Qualities Principals Look for in Teachers

Having these qualities will impress any principal.

As you embark on your career in teaching, earning the goodwill and respect of the principal at your school will be important elements of your success. While each principal certainly has a different administrative style, there are certain qualities that all principals look for when interviewing prospective teachers.

"It's impossible to select one characteristic that sets a teacher candidate apart from others," Gary Cardwell, an elementary school principal in Texas, told Education World. "I would never use a single characteristic to employ a teacher, rather I consider many characteristics as parts of a mosaic that make up an entire picture."

Having an online teaching degree and a great resume are certainly the first steps to landing any teaching job. However, there are other qualities that teaching applicants must possess in order to set themselves apart from the pack.

To begin with, teachers must have a true passion for education and working with kids, and the drive to use any means necessary to help students succeed in school. The need for enthusiasm also ties into this highly desired quality.

Principals are also more likely to hire teachers who are creative.
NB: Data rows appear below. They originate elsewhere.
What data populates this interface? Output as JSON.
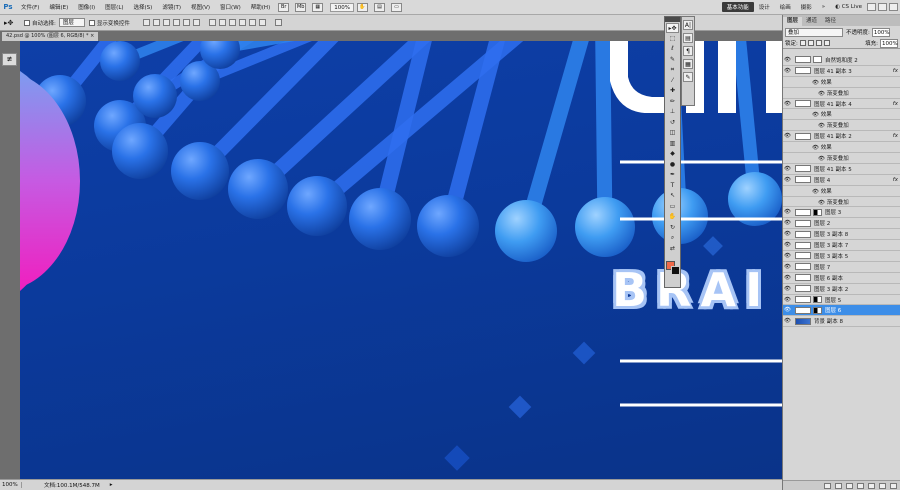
{
  "menubar": {
    "logo": "Ps",
    "items": [
      "文件(F)",
      "编辑(E)",
      "图像(I)",
      "图层(L)",
      "选择(S)",
      "滤镜(T)",
      "视图(V)",
      "窗口(W)",
      "帮助(H)"
    ],
    "zoom": "100%",
    "workspace_active": "基本功能",
    "workspaces": [
      "设计",
      "绘画",
      "摄影"
    ],
    "overflow": "»",
    "cslive": "CS Live"
  },
  "options": {
    "auto_select_label": "自动选择:",
    "auto_select_value": "图层",
    "show_transform_label": "显示变换控件"
  },
  "document": {
    "tab_title": "42.psd @ 100% (图层 6, RGB/8) *",
    "status_zoom": "100%",
    "status_doc": "文档:100.1M/548.7M"
  },
  "canvas": {
    "brai_text": "BRAI",
    "colors": {
      "bg_top": "#0e3fa8",
      "bg_bottom": "#0a3389",
      "sphere": "#2a72e8",
      "rod": "#2f6ff0"
    }
  },
  "layers_panel": {
    "tabs": [
      "图层",
      "通道",
      "路径"
    ],
    "blend_mode": "叠加",
    "opacity_label": "不透明度:",
    "opacity_value": "100%",
    "lock_label": "锁定:",
    "fill_label": "填充:",
    "fill_value": "100%",
    "layers": [
      {
        "name": "自然饱和度 2",
        "kind": "adjust",
        "fx": false,
        "selected": false
      },
      {
        "name": "图层 41 副本 3",
        "kind": "layer",
        "fx": true,
        "selected": false
      },
      {
        "name": "效果",
        "kind": "effects",
        "fx": false,
        "selected": false
      },
      {
        "name": "渐变叠加",
        "kind": "effect",
        "fx": false,
        "selected": false
      },
      {
        "name": "图层 41 副本 4",
        "kind": "layer",
        "fx": true,
        "selected": false
      },
      {
        "name": "效果",
        "kind": "effects",
        "fx": false,
        "selected": false
      },
      {
        "name": "渐变叠加",
        "kind": "effect",
        "fx": false,
        "selected": false
      },
      {
        "name": "图层 41 副本 2",
        "kind": "layer",
        "fx": true,
        "selected": false
      },
      {
        "name": "效果",
        "kind": "effects",
        "fx": false,
        "selected": false
      },
      {
        "name": "渐变叠加",
        "kind": "effect",
        "fx": false,
        "selected": false
      },
      {
        "name": "图层 41 副本 5",
        "kind": "layer",
        "fx": false,
        "selected": false
      },
      {
        "name": "图层 4",
        "kind": "layer",
        "fx": true,
        "selected": false
      },
      {
        "name": "效果",
        "kind": "effects",
        "fx": false,
        "selected": false
      },
      {
        "name": "渐变叠加",
        "kind": "effect",
        "fx": false,
        "selected": false
      },
      {
        "name": "图层 3",
        "kind": "masked",
        "fx": false,
        "selected": false
      },
      {
        "name": "图层 2",
        "kind": "layer",
        "fx": false,
        "selected": false
      },
      {
        "name": "图层 3 副本 8",
        "kind": "layer",
        "fx": false,
        "selected": false
      },
      {
        "name": "图层 3 副本 7",
        "kind": "layer",
        "fx": false,
        "selected": false
      },
      {
        "name": "图层 3 副本 5",
        "kind": "layer",
        "fx": false,
        "selected": false
      },
      {
        "name": "图层 7",
        "kind": "layer",
        "fx": false,
        "selected": false
      },
      {
        "name": "图层 6 副本",
        "kind": "layer",
        "fx": false,
        "selected": false
      },
      {
        "name": "图层 3 副本 2",
        "kind": "layer",
        "fx": false,
        "selected": false
      },
      {
        "name": "图层 5",
        "kind": "masked",
        "fx": false,
        "selected": false
      },
      {
        "name": "图层 6",
        "kind": "masked",
        "fx": false,
        "selected": true
      },
      {
        "name": "背景 副本 8",
        "kind": "blue",
        "fx": false,
        "selected": false
      }
    ]
  },
  "tools": [
    "move",
    "marquee",
    "lasso",
    "quick-select",
    "crop",
    "eyedropper",
    "healing",
    "brush",
    "clone",
    "history",
    "eraser",
    "gradient",
    "blur",
    "dodge",
    "pen",
    "type",
    "path-select",
    "shape",
    "hand",
    "rotate",
    "zoom",
    "swap"
  ]
}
With many schools operating under smaller budgets than they have been used to in the past, principals are looking for teachers that can use the materials at their disposal - or find ways of gaining free materials - to create innovative lessons that will engage students.

In general, any applicants who can convey to a principal that they have the innate qualities that make a great educator will have a better chance of having a successful interview and becoming the school's newest hire.

This article is sponsored by Western Governors University, a non-profit, accredited, online university. WGU's Teachers College offers multiple online degree programs for current teachers or those looking to become teachers. To find out more, please visit our website at www.wgu.edu.

Rate this article: 
No votes yet